What you have to do: Extract every line below that contains the word "hall".

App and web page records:
....

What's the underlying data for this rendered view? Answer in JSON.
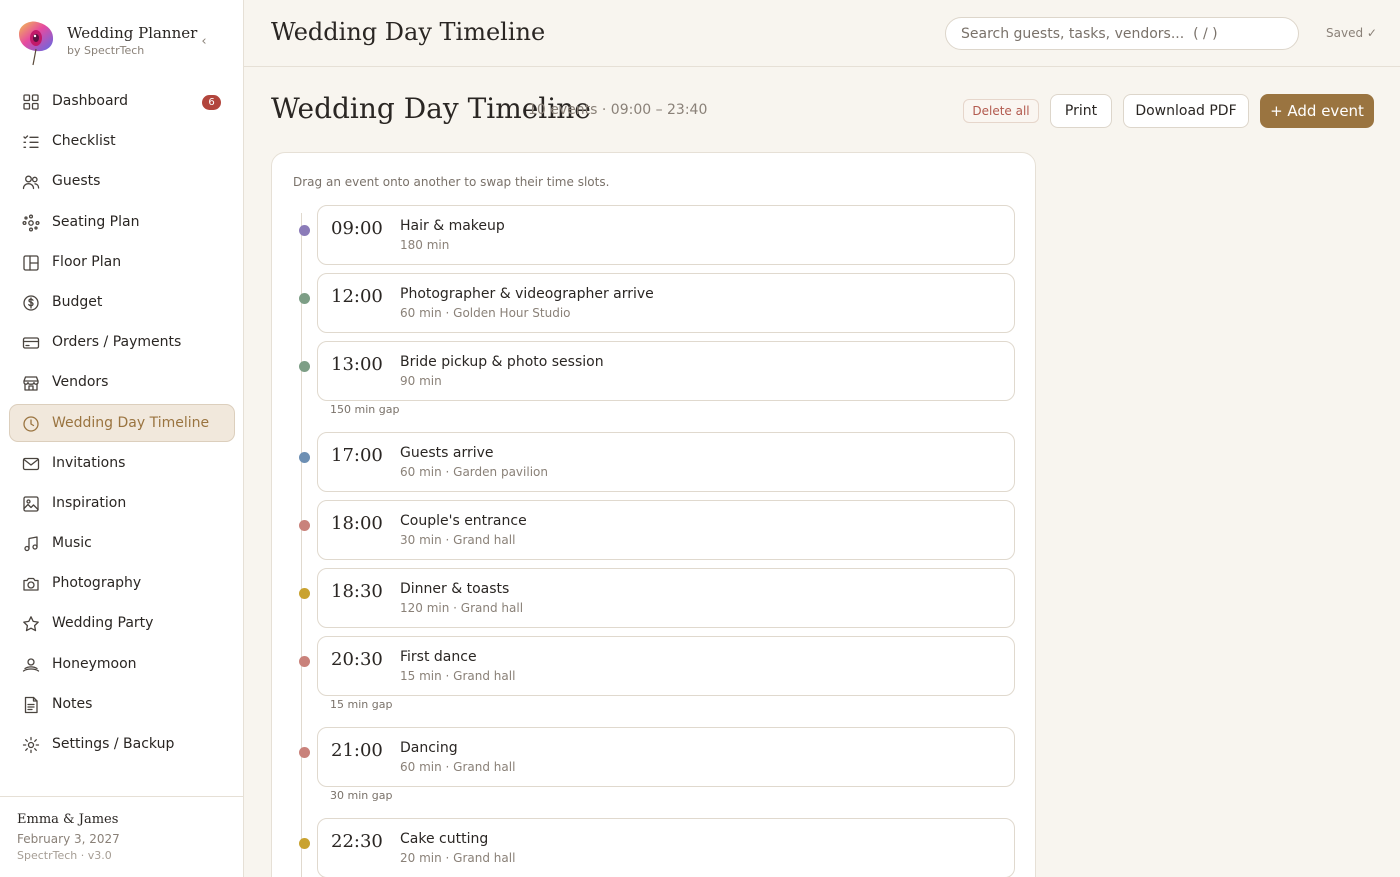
{
  "app": {
    "name": "Wedding Planner",
    "byline": "by SpectrTech"
  },
  "topbar": {
    "title": "Wedding Day Timeline",
    "search_placeholder": "Search guests, tasks, vendors...  ( / )",
    "saved": "Saved ✓"
  },
  "sidebar": {
    "items": [
      {
        "label": "Dashboard",
        "icon": "grid-icon",
        "badge": "6"
      },
      {
        "label": "Checklist",
        "icon": "checklist-icon"
      },
      {
        "label": "Guests",
        "icon": "users-icon"
      },
      {
        "label": "Seating Plan",
        "icon": "seating-icon"
      },
      {
        "label": "Floor Plan",
        "icon": "floor-plan-icon"
      },
      {
        "label": "Budget",
        "icon": "coin-icon"
      },
      {
        "label": "Orders / Payments",
        "icon": "credit-card-icon"
      },
      {
        "label": "Vendors",
        "icon": "store-icon"
      },
      {
        "label": "Wedding Day Timeline",
        "icon": "clock-icon",
        "active": true
      },
      {
        "label": "Invitations",
        "icon": "mail-icon"
      },
      {
        "label": "Inspiration",
        "icon": "image-icon"
      },
      {
        "label": "Music",
        "icon": "music-icon"
      },
      {
        "label": "Photography",
        "icon": "camera-icon"
      },
      {
        "label": "Wedding Party",
        "icon": "star-icon"
      },
      {
        "label": "Honeymoon",
        "icon": "honeymoon-icon"
      },
      {
        "label": "Notes",
        "icon": "note-icon"
      },
      {
        "label": "Settings / Backup",
        "icon": "gear-icon"
      }
    ],
    "footer": {
      "couple": "Emma & James",
      "date": "February 3, 2027",
      "version": "SpectrTech · v3.0"
    }
  },
  "page": {
    "title": "Wedding Day Timeline",
    "subtitle": "10 events · 09:00 – 23:40",
    "delete_all": "Delete all",
    "print": "Print",
    "download_pdf": "Download PDF",
    "add_event": "+ Add event",
    "hint": "Drag an event onto another to swap their time slots."
  },
  "colors": {
    "accent": "#9a7440",
    "badge": "#b2453c",
    "dot_purple": "#8b7bb8",
    "dot_green": "#7d9e86",
    "dot_blue": "#6d8fb3",
    "dot_rose": "#c9827b",
    "dot_gold": "#c9a22f"
  },
  "timeline": [
    {
      "time": "09:00",
      "title": "Hair & makeup",
      "meta": "180 min",
      "dot": "#8b7bb8"
    },
    {
      "time": "12:00",
      "title": "Photographer & videographer arrive",
      "meta": "60 min · Golden Hour Studio",
      "dot": "#7d9e86"
    },
    {
      "time": "13:00",
      "title": "Bride pickup & photo session",
      "meta": "90 min",
      "dot": "#7d9e86",
      "gap_after": "150 min gap"
    },
    {
      "time": "17:00",
      "title": "Guests arrive",
      "meta": "60 min · Garden pavilion",
      "dot": "#6d8fb3"
    },
    {
      "time": "18:00",
      "title": "Couple's entrance",
      "meta": "30 min · Grand hall",
      "dot": "#c9827b"
    },
    {
      "time": "18:30",
      "title": "Dinner & toasts",
      "meta": "120 min · Grand hall",
      "dot": "#c9a22f"
    },
    {
      "time": "20:30",
      "title": "First dance",
      "meta": "15 min · Grand hall",
      "dot": "#c9827b",
      "gap_after": "15 min gap"
    },
    {
      "time": "21:00",
      "title": "Dancing",
      "meta": "60 min · Grand hall",
      "dot": "#c9827b",
      "gap_after": "30 min gap"
    },
    {
      "time": "22:30",
      "title": "Cake cutting",
      "meta": "20 min · Grand hall",
      "dot": "#c9a22f"
    }
  ]
}
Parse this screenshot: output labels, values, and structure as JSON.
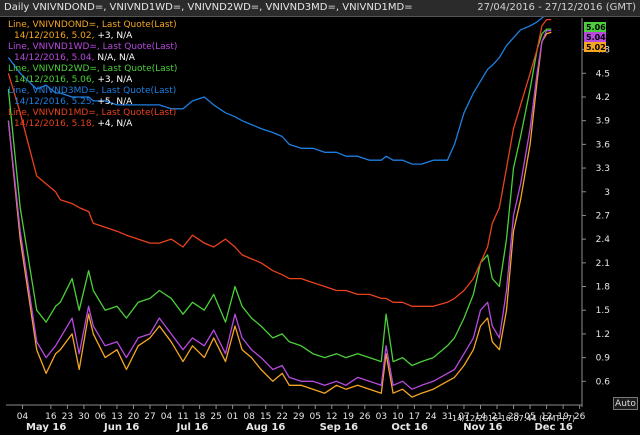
{
  "header": {
    "title": "Daily VNIVNDOND=, VNIVND1WD=, VNIVND2WD=, VNIVND3MD=, VNIVND1MD=",
    "date_range": "27/04/2016 - 27/12/2016 (GMT)"
  },
  "timestamp": "14/12/2016 16:07:44 (GMT+7)",
  "auto_button": "Auto",
  "colors": {
    "background": "#000000",
    "axis": "#8c8c8c",
    "tick_text": "#e6e6e6"
  },
  "chart_data": {
    "type": "line",
    "x": [
      "2016-04-28",
      "2016-05-03",
      "2016-05-10",
      "2016-05-14",
      "2016-05-18",
      "2016-05-20",
      "2016-05-25",
      "2016-05-28",
      "2016-06-01",
      "2016-06-03",
      "2016-06-08",
      "2016-06-13",
      "2016-06-17",
      "2016-06-22",
      "2016-06-27",
      "2016-07-01",
      "2016-07-06",
      "2016-07-11",
      "2016-07-15",
      "2016-07-20",
      "2016-07-24",
      "2016-07-29",
      "2016-08-02",
      "2016-08-05",
      "2016-08-09",
      "2016-08-13",
      "2016-08-18",
      "2016-08-22",
      "2016-08-25",
      "2016-08-30",
      "2016-09-04",
      "2016-09-09",
      "2016-09-14",
      "2016-09-18",
      "2016-09-23",
      "2016-09-28",
      "2016-10-03",
      "2016-10-05",
      "2016-10-08",
      "2016-10-12",
      "2016-10-16",
      "2016-10-20",
      "2016-10-25",
      "2016-10-31",
      "2016-11-03",
      "2016-11-07",
      "2016-11-11",
      "2016-11-14",
      "2016-11-17",
      "2016-11-19",
      "2016-11-22",
      "2016-11-25",
      "2016-11-28",
      "2016-12-01",
      "2016-12-05",
      "2016-12-08",
      "2016-12-10",
      "2016-12-12",
      "2016-12-14"
    ],
    "series": [
      {
        "name": "VNIVNDOND=",
        "color": "#f5a623",
        "values": [
          3.9,
          2.4,
          1.0,
          0.7,
          0.95,
          1.0,
          1.2,
          0.75,
          1.45,
          1.2,
          0.9,
          1.0,
          0.75,
          1.05,
          1.15,
          1.3,
          1.1,
          0.85,
          1.05,
          0.9,
          1.15,
          0.85,
          1.3,
          1.0,
          0.9,
          0.75,
          0.6,
          0.7,
          0.55,
          0.55,
          0.5,
          0.45,
          0.55,
          0.5,
          0.55,
          0.5,
          0.45,
          0.95,
          0.45,
          0.5,
          0.4,
          0.45,
          0.5,
          0.6,
          0.65,
          0.8,
          1.0,
          1.3,
          1.4,
          1.1,
          1.0,
          1.5,
          2.5,
          2.9,
          3.6,
          4.4,
          4.9,
          5.0,
          5.02
        ]
      },
      {
        "name": "VNIVND1WD=",
        "color": "#b84ae0",
        "values": [
          3.9,
          2.5,
          1.1,
          0.9,
          1.05,
          1.15,
          1.4,
          0.95,
          1.55,
          1.3,
          1.05,
          1.1,
          0.9,
          1.15,
          1.2,
          1.4,
          1.2,
          1.0,
          1.15,
          1.05,
          1.25,
          0.95,
          1.45,
          1.15,
          1.0,
          0.9,
          0.75,
          0.8,
          0.65,
          0.6,
          0.6,
          0.55,
          0.6,
          0.55,
          0.65,
          0.6,
          0.55,
          1.05,
          0.55,
          0.6,
          0.5,
          0.55,
          0.6,
          0.7,
          0.75,
          0.95,
          1.15,
          1.5,
          1.6,
          1.3,
          1.15,
          1.75,
          2.7,
          3.1,
          3.8,
          4.5,
          4.9,
          5.04,
          5.04
        ]
      },
      {
        "name": "VNIVND2WD=",
        "color": "#4ccf3a",
        "values": [
          4.3,
          2.8,
          1.5,
          1.35,
          1.55,
          1.6,
          1.9,
          1.5,
          2.0,
          1.75,
          1.5,
          1.55,
          1.4,
          1.6,
          1.65,
          1.75,
          1.65,
          1.45,
          1.6,
          1.5,
          1.7,
          1.35,
          1.8,
          1.55,
          1.4,
          1.3,
          1.15,
          1.2,
          1.1,
          1.05,
          0.95,
          0.9,
          0.95,
          0.9,
          0.95,
          0.9,
          0.85,
          1.45,
          0.85,
          0.9,
          0.8,
          0.85,
          0.9,
          1.05,
          1.15,
          1.4,
          1.7,
          2.1,
          2.2,
          1.9,
          1.8,
          2.4,
          3.3,
          3.7,
          4.3,
          4.8,
          5.0,
          5.06,
          5.06
        ]
      },
      {
        "name": "VNIVND1MD=",
        "color": "#e8421c",
        "values": [
          4.5,
          4.0,
          3.2,
          3.1,
          3.0,
          2.9,
          2.85,
          2.8,
          2.75,
          2.6,
          2.55,
          2.5,
          2.45,
          2.4,
          2.35,
          2.35,
          2.4,
          2.3,
          2.45,
          2.35,
          2.3,
          2.4,
          2.3,
          2.2,
          2.15,
          2.1,
          2.0,
          1.95,
          1.9,
          1.9,
          1.85,
          1.8,
          1.75,
          1.75,
          1.7,
          1.7,
          1.65,
          1.65,
          1.6,
          1.6,
          1.55,
          1.55,
          1.55,
          1.6,
          1.65,
          1.75,
          1.9,
          2.1,
          2.3,
          2.6,
          2.8,
          3.3,
          3.8,
          4.1,
          4.5,
          4.8,
          5.1,
          5.18,
          5.18
        ]
      },
      {
        "name": "VNIVND3MD=",
        "color": "#1e7fe0",
        "values": [
          4.7,
          4.5,
          4.3,
          4.35,
          4.25,
          4.25,
          4.2,
          4.2,
          4.2,
          4.15,
          4.15,
          4.1,
          4.1,
          4.1,
          4.1,
          4.1,
          4.05,
          4.05,
          4.15,
          4.2,
          4.1,
          4.0,
          3.95,
          3.9,
          3.85,
          3.8,
          3.75,
          3.7,
          3.6,
          3.55,
          3.55,
          3.5,
          3.5,
          3.45,
          3.45,
          3.4,
          3.4,
          3.45,
          3.4,
          3.4,
          3.35,
          3.35,
          3.4,
          3.4,
          3.6,
          4.0,
          4.25,
          4.4,
          4.55,
          4.6,
          4.7,
          4.85,
          4.95,
          5.05,
          5.1,
          5.15,
          5.2,
          5.25,
          5.25
        ]
      }
    ],
    "legend": [
      {
        "line1": "Line, VNIVNDOND=, Last Quote(Last)",
        "line2_date": "14/12/2016,",
        "line2_value": "5.02,",
        "line2_change": "+3, N/A",
        "color": "#f5a623"
      },
      {
        "line1": "Line, VNIVND1WD=, Last Quote(Last)",
        "line2_date": "14/12/2016,",
        "line2_value": "5.04,",
        "line2_change": "N/A, N/A",
        "color": "#b84ae0"
      },
      {
        "line1": "Line, VNIVND2WD=, Last Quote(Last)",
        "line2_date": "14/12/2016,",
        "line2_value": "5.06,",
        "line2_change": "+3, N/A",
        "color": "#4ccf3a"
      },
      {
        "line1": "Line, VNIVND3MD=, Last Quote(Last)",
        "line2_date": "14/12/2016,",
        "line2_value": "5.25,",
        "line2_change": "+5, N/A",
        "color": "#1e7fe0"
      },
      {
        "line1": "Line, VNIVND1MD=, Last Quote(Last)",
        "line2_date": "14/12/2016,",
        "line2_value": "5.18,",
        "line2_change": "+4, N/A",
        "color": "#e8421c"
      }
    ],
    "last_value_tags": [
      {
        "text": "5.06",
        "color": "#4ccf3a"
      },
      {
        "text": "5.04",
        "color": "#b84ae0"
      },
      {
        "text": "5.02",
        "color": "#f5a623"
      }
    ],
    "ylim": [
      0.3,
      5.2
    ],
    "yticks": [
      {
        "value": 0.6,
        "label": "0.6"
      },
      {
        "value": 0.9,
        "label": "0.9"
      },
      {
        "value": 1.2,
        "label": "1.2"
      },
      {
        "value": 1.5,
        "label": "1.5"
      },
      {
        "value": 1.8,
        "label": "1.8"
      },
      {
        "value": 2.1,
        "label": "2.1"
      },
      {
        "value": 2.4,
        "label": "2.4"
      },
      {
        "value": 2.7,
        "label": "2.7"
      },
      {
        "value": 3.0,
        "label": "3"
      },
      {
        "value": 3.3,
        "label": "3.3"
      },
      {
        "value": 3.6,
        "label": "3.6"
      },
      {
        "value": 3.9,
        "label": "3.9"
      },
      {
        "value": 4.2,
        "label": "4.2"
      },
      {
        "value": 4.5,
        "label": "4.5"
      },
      {
        "value": 4.8,
        "label": "4.8"
      }
    ],
    "xlim": [
      "2016-04-27",
      "2016-12-27"
    ],
    "xticks": [
      {
        "date": "2016-05-04",
        "label": "04"
      },
      {
        "date": "2016-05-16",
        "label": "16"
      },
      {
        "date": "2016-05-23",
        "label": "23"
      },
      {
        "date": "2016-05-30",
        "label": "30"
      },
      {
        "date": "2016-06-06",
        "label": "06"
      },
      {
        "date": "2016-06-13",
        "label": "13"
      },
      {
        "date": "2016-06-20",
        "label": "20"
      },
      {
        "date": "2016-06-27",
        "label": "27"
      },
      {
        "date": "2016-07-04",
        "label": "04"
      },
      {
        "date": "2016-07-11",
        "label": "11"
      },
      {
        "date": "2016-07-18",
        "label": "18"
      },
      {
        "date": "2016-07-25",
        "label": "25"
      },
      {
        "date": "2016-08-01",
        "label": "01"
      },
      {
        "date": "2016-08-08",
        "label": "08"
      },
      {
        "date": "2016-08-15",
        "label": "15"
      },
      {
        "date": "2016-08-22",
        "label": "22"
      },
      {
        "date": "2016-08-29",
        "label": "29"
      },
      {
        "date": "2016-09-05",
        "label": "05"
      },
      {
        "date": "2016-09-12",
        "label": "12"
      },
      {
        "date": "2016-09-19",
        "label": "19"
      },
      {
        "date": "2016-09-26",
        "label": "26"
      },
      {
        "date": "2016-10-03",
        "label": "03"
      },
      {
        "date": "2016-10-10",
        "label": "10"
      },
      {
        "date": "2016-10-17",
        "label": "17"
      },
      {
        "date": "2016-10-24",
        "label": "24"
      },
      {
        "date": "2016-10-31",
        "label": "31"
      },
      {
        "date": "2016-11-07",
        "label": "07"
      },
      {
        "date": "2016-11-14",
        "label": "14"
      },
      {
        "date": "2016-11-21",
        "label": "21"
      },
      {
        "date": "2016-11-28",
        "label": "28"
      },
      {
        "date": "2016-12-05",
        "label": "05"
      },
      {
        "date": "2016-12-12",
        "label": "12"
      },
      {
        "date": "2016-12-19",
        "label": "19"
      },
      {
        "date": "2016-12-26",
        "label": "26"
      }
    ],
    "month_labels": [
      {
        "date": "2016-05-14",
        "label": "May 16"
      },
      {
        "date": "2016-06-15",
        "label": "Jun 16"
      },
      {
        "date": "2016-07-15",
        "label": "Jul 16"
      },
      {
        "date": "2016-08-15",
        "label": "Aug 16"
      },
      {
        "date": "2016-09-15",
        "label": "Sep 16"
      },
      {
        "date": "2016-10-15",
        "label": "Oct 16"
      },
      {
        "date": "2016-11-15",
        "label": "Nov 16"
      },
      {
        "date": "2016-12-15",
        "label": "Dec 16"
      }
    ],
    "grid": false,
    "legend_position": "top-left"
  }
}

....

Problem solution:
      "meta": "30 min · Grand hall",
      "meta": "120 min · Grand hall",
      "meta": "15 min · Grand hall",
      "meta": "60 min · Grand hall",
      "meta": "20 min · Grand hall",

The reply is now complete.